*** Opening of RECORDS SUPPLIED ***
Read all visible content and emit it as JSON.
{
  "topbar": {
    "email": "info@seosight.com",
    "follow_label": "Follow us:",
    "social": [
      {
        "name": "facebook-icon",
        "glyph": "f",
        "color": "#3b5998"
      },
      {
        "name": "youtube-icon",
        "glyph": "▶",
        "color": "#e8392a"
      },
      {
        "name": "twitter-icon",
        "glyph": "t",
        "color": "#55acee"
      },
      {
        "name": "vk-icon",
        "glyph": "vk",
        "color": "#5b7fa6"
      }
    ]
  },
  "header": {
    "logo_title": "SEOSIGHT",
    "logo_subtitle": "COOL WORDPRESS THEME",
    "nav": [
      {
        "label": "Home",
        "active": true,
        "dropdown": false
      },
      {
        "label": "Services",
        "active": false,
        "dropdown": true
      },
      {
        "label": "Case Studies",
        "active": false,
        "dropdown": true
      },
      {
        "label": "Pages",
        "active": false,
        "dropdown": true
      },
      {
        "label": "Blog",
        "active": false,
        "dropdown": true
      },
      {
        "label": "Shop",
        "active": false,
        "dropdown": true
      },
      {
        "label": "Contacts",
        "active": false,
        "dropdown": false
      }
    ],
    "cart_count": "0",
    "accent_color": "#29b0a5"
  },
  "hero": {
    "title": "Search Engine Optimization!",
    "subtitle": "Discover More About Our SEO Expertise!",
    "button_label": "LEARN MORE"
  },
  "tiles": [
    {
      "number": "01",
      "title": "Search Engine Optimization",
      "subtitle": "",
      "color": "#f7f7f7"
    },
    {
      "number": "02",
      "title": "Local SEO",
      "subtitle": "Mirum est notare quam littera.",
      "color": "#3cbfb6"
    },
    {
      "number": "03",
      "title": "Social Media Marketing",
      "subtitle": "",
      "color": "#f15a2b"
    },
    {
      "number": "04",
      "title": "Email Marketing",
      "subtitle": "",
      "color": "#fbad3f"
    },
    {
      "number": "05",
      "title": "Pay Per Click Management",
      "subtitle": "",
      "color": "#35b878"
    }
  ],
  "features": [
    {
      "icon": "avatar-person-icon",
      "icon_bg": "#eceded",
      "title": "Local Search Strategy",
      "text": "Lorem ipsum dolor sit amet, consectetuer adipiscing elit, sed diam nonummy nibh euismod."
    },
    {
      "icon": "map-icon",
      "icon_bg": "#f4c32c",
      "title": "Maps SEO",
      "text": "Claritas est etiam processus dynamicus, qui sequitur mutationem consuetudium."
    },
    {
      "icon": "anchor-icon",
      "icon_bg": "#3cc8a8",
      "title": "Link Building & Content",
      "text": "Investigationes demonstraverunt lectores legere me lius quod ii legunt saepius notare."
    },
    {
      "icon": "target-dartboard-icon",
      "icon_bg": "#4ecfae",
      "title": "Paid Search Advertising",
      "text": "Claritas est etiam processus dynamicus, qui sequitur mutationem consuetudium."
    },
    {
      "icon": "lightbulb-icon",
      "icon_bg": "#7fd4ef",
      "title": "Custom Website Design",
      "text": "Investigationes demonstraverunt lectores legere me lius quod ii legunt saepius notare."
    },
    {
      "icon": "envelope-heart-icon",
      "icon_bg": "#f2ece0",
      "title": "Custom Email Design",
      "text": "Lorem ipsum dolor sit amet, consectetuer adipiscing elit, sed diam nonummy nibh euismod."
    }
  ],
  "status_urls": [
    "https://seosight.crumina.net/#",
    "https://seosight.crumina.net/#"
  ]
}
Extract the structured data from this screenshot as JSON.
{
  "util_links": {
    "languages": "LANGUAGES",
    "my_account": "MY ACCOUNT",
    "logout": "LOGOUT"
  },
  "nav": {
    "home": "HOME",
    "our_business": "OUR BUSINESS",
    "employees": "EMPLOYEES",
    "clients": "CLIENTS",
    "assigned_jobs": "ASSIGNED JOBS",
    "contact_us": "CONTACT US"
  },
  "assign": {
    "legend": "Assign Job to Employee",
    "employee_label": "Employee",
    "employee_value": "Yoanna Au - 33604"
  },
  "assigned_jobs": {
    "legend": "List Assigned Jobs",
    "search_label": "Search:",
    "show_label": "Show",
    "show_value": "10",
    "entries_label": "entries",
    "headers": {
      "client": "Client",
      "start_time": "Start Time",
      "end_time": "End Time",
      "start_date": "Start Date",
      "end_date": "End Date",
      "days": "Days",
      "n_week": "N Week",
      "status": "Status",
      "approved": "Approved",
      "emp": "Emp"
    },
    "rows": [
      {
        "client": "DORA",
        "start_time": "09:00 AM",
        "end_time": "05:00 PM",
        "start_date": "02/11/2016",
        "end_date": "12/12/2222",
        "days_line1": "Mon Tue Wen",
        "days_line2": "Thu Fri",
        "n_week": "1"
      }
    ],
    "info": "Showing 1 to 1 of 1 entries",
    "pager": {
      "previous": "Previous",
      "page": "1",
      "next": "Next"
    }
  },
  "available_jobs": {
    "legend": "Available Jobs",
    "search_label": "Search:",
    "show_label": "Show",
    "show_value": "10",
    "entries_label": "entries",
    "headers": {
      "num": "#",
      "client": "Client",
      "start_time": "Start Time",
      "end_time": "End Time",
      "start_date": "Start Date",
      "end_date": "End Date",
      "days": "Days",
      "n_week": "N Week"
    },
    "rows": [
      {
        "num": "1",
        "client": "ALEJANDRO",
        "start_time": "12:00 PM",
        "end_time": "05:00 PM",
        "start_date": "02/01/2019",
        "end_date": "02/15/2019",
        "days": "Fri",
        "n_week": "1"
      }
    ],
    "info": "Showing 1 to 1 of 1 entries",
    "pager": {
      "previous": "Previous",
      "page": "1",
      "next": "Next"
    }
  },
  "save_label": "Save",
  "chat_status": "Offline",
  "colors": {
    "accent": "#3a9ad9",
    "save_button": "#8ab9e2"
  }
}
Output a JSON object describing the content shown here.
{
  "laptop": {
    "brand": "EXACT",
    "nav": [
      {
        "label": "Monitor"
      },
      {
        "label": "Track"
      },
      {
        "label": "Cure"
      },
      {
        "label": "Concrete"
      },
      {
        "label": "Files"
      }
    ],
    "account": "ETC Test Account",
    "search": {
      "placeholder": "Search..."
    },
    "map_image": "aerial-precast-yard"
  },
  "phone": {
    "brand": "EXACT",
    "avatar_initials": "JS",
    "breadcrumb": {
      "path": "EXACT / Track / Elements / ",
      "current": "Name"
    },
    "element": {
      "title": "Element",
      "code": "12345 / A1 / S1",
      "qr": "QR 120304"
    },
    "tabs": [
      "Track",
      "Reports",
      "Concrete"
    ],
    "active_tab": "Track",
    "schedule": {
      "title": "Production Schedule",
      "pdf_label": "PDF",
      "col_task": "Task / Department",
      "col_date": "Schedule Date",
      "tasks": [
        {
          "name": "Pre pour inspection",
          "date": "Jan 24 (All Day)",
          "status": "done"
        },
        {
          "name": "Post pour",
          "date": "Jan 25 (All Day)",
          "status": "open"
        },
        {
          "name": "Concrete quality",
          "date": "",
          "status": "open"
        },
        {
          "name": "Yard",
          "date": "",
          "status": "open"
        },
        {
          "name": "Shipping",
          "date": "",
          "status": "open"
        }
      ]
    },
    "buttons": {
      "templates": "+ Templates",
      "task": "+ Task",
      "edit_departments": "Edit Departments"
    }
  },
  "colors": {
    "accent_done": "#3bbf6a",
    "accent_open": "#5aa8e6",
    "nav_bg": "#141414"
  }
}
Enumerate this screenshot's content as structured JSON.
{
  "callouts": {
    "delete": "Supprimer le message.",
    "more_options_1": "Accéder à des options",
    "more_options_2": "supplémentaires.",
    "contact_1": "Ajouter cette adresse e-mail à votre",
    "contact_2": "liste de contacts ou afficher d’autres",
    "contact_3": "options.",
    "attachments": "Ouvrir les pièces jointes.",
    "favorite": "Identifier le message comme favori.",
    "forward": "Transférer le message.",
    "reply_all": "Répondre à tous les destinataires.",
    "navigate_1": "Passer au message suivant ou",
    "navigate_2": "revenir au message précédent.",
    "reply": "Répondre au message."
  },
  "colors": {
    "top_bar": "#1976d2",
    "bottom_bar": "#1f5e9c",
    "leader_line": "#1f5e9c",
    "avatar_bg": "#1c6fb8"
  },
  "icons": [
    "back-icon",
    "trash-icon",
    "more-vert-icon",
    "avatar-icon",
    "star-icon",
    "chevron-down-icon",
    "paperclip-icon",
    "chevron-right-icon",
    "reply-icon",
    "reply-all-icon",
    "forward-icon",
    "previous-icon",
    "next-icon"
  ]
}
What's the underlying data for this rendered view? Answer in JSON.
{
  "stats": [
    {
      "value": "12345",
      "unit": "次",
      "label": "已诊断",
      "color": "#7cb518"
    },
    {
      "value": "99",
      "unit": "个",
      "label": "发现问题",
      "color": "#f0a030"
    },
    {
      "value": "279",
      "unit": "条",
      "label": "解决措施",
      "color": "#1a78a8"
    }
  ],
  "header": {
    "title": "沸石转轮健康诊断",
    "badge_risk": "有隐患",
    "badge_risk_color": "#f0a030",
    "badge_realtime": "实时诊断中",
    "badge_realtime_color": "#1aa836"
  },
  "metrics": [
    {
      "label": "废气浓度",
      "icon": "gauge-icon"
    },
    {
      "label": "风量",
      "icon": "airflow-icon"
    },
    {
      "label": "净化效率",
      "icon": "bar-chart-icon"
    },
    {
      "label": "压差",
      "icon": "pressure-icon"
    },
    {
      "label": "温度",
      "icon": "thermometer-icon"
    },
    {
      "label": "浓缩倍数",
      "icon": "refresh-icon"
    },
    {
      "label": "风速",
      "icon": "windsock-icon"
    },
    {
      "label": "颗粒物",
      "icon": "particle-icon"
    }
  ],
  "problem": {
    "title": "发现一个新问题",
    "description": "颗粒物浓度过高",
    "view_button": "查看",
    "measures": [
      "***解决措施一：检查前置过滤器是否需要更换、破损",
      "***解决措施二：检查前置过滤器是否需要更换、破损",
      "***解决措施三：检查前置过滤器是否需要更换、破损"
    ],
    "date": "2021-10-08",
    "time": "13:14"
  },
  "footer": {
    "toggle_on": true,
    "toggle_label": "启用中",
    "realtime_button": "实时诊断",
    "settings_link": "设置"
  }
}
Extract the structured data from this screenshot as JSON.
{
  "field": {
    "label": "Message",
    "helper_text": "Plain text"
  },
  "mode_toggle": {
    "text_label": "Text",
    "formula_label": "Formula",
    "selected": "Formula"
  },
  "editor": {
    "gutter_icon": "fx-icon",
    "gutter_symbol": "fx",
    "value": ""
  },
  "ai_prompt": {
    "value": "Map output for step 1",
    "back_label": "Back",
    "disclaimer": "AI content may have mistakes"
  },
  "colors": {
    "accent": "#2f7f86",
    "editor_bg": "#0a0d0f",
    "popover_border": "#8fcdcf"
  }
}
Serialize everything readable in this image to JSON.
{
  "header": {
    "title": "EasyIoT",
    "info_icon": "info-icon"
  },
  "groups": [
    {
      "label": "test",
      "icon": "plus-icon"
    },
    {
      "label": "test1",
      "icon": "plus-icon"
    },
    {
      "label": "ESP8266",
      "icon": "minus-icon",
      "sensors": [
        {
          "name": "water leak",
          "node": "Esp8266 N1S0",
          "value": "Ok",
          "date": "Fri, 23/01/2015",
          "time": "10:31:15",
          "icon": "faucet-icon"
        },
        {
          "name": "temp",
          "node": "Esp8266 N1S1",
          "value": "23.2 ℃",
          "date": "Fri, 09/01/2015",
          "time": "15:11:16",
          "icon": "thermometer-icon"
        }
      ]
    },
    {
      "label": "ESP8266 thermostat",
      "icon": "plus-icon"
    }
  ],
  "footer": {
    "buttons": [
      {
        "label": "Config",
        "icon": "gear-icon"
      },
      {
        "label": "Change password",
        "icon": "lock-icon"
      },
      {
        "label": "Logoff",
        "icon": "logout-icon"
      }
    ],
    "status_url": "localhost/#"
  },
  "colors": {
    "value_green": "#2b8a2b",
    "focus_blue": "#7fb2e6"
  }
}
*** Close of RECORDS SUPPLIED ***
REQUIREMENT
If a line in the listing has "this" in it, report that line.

EXPECTED OUTPUT
Extract the structured data from this screenshot as JSON.
Enumerate this screenshot's content as structured JSON.
What's the underlying data for this rendered view? Answer in JSON.
Extract the structured data from this screenshot as JSON.
Serialize everything readable in this image to JSON.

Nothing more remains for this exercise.